Defenders of Oasis (Game Gear): An RPG with a lot of rough edges but enough charm to carry it through. Its Arabian Nights theme is a rarity in the genre.


Access to the DSiWare shop from Nintendo DSi units themselves was cut off years ago, but a good chunk of the library remained accessible through the 3DS eShop. When the 3DS eShop goes, so too do these games finally sail off into the night. This honestly could be an article on its own, but for the sake of brevity I will just present a platter to pique your curiosity.

Zenonia: A fun action-RPG with mobile roots, but no longer available on mobile as its publisher realized free-to-play was more profitable.

X-Scape: The successor to the impressive Game Boy game X, itself something of a precursor to Star Fox. One of my favorite DSiWare exclusives.

Trajectile: Somewhere at the intersection between Arkanoid and Puzzle Bobble lies this unique block breaker.

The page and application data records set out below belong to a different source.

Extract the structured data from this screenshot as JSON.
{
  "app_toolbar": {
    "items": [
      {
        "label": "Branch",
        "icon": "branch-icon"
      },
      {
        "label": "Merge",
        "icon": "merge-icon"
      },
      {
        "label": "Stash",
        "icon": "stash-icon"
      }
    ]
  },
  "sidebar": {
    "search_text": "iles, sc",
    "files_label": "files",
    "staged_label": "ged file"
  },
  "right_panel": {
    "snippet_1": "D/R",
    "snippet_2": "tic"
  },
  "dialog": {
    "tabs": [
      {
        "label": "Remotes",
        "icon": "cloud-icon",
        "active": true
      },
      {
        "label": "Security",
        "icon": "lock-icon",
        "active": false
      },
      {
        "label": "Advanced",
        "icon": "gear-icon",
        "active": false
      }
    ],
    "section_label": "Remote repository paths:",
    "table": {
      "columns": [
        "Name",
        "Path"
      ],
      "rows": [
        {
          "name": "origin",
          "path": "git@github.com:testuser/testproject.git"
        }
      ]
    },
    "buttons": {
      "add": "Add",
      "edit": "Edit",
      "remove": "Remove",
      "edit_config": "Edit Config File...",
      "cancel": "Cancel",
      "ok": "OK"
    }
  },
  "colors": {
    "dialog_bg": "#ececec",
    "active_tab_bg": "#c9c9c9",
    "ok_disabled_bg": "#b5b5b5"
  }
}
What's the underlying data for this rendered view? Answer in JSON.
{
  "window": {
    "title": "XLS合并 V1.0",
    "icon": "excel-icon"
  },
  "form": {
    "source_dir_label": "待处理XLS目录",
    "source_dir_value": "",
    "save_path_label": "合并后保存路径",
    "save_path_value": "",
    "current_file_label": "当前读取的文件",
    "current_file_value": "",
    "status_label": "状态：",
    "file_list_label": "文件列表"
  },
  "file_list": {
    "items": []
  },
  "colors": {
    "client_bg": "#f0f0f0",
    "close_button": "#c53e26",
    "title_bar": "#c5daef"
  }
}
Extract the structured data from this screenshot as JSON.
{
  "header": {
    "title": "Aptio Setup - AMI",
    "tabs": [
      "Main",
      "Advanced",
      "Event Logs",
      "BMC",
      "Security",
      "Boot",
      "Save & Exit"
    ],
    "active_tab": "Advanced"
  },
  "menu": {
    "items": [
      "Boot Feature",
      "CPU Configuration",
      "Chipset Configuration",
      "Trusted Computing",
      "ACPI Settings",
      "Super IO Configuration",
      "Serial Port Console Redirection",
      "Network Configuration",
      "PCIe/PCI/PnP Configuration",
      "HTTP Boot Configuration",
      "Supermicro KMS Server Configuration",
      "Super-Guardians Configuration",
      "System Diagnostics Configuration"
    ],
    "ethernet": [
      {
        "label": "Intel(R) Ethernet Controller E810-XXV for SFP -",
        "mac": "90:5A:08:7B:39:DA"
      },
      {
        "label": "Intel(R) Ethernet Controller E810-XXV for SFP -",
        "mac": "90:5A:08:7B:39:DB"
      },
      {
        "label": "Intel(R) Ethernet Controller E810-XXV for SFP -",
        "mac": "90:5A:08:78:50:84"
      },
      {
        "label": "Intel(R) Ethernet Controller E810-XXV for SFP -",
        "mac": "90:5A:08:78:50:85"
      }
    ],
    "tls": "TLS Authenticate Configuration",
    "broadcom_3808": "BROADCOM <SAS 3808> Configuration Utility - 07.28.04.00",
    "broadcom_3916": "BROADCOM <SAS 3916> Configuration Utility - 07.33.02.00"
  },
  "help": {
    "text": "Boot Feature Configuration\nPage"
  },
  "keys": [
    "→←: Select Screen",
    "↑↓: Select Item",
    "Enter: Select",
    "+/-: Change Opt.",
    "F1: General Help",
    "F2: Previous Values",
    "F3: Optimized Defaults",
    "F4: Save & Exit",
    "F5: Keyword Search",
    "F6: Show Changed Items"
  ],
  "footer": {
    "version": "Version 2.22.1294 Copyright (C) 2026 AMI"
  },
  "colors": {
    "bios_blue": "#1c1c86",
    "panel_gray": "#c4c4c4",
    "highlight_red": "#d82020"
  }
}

Launch the missiles to clear the blocks.

Starship Defense: A tower defense-style game with a sketchbook graphical style. The presentation carries this one, but the mechanics are solid.

Pictobits: The whole Art Style series is worth considering, but this clever puzzler is my favorite. Match the blocks to create a pixel art image. Very tough as it goes on.

SteamWorld Tower Defense: The first SteamWorld game! At this very moment, this is the only place you can get it. A little too tough for its own good, but cool anyway.

G.G Series Ninja Karakuri Den: A compelling arcade-style action game where you have to hop around and slash gears while avoiding enemies.

Aura-Aura Climber: A simple game where you try to climb as high as you can, with various obstacles getting in your way.

Soul of Darkness: Remember when Gameloft used to make neat little clones of other games? This is their take on Castlevania, and it’s not half bad.

Game & Watch Series: If you just want to play Nintendo’s Game & Watch games, the Virtual Console Game & Watch Gallery titles are probably a better way to go. But this line of accurate ports of several Game & Watch games offers a very accurate experience, and I can’t see Nintendo doing this kind of thing again anytime soon.

3D Classics

A broad category encompassing Nintendo’s brief efforts and SEGA’s more sustained burst. These games really use the 3D effect of the system well, but even going beyond that many of the titles include extras and improvements that make them worth picking up. I personally recommend all of them, but that’s not really helpful for our purposes today, is it? Here are a few special picks, and keep in mind I’m not considering the ones you can get physically via the SEGA 3D Classics Collection.

Kid Icarus: Not one of Nintendo’s absolute finest games, but this part of their 8-bit pantheon is at its absolute finest in this 3D version thanks to a number of gameplay improvements. If you’re ever going to play Kid Icarus, this is the way to do it.

Kirby’s Adventure: This game may not have as many gameplay improvements as Kid Icarus, but it does have a few such as allowing you to run across all one-block gaps and removing slowdown. The 3D effect is really fun, and the game itself is amazing.

Out Run: If you’re rolling with a 2DS, you probably don’t need to worry about this one. All of its gameplay improvements and additions are available in the Switch SEGA AGES version, after all. But this is one of the games where the 3DS’s namesake feature really makes a difference. It’s hard to go back to 2D Out Run after you’ve experienced it in 3D.

Streets of Rage 2: One of the best beat-em-ups of all-time and therefore one of the finest you’ll find on your 3DS. The diorama effect when using 3D is really impressive, and there are a number of fun extras included, like playing in sort of a relay mode where each character comes in for one life in turn.

Shinobi III: This excellent action game shines in its 3D Classics form thanks to its extra features, with the highlight being the Expert Ninja mode that gives you access to more granular control of Joe Musashi’s moves.

Well, that ended up being a lot longer than I expected it to be. Frankly, I could write a dozen of these articles and probably still not cover everything. It’s a shame that these shops can’t stay up forever, but I guess that’s business. As of this writing, you’ve still got just under a year to do your final shopping, but don’t leave it to the last minute!

Post a Comment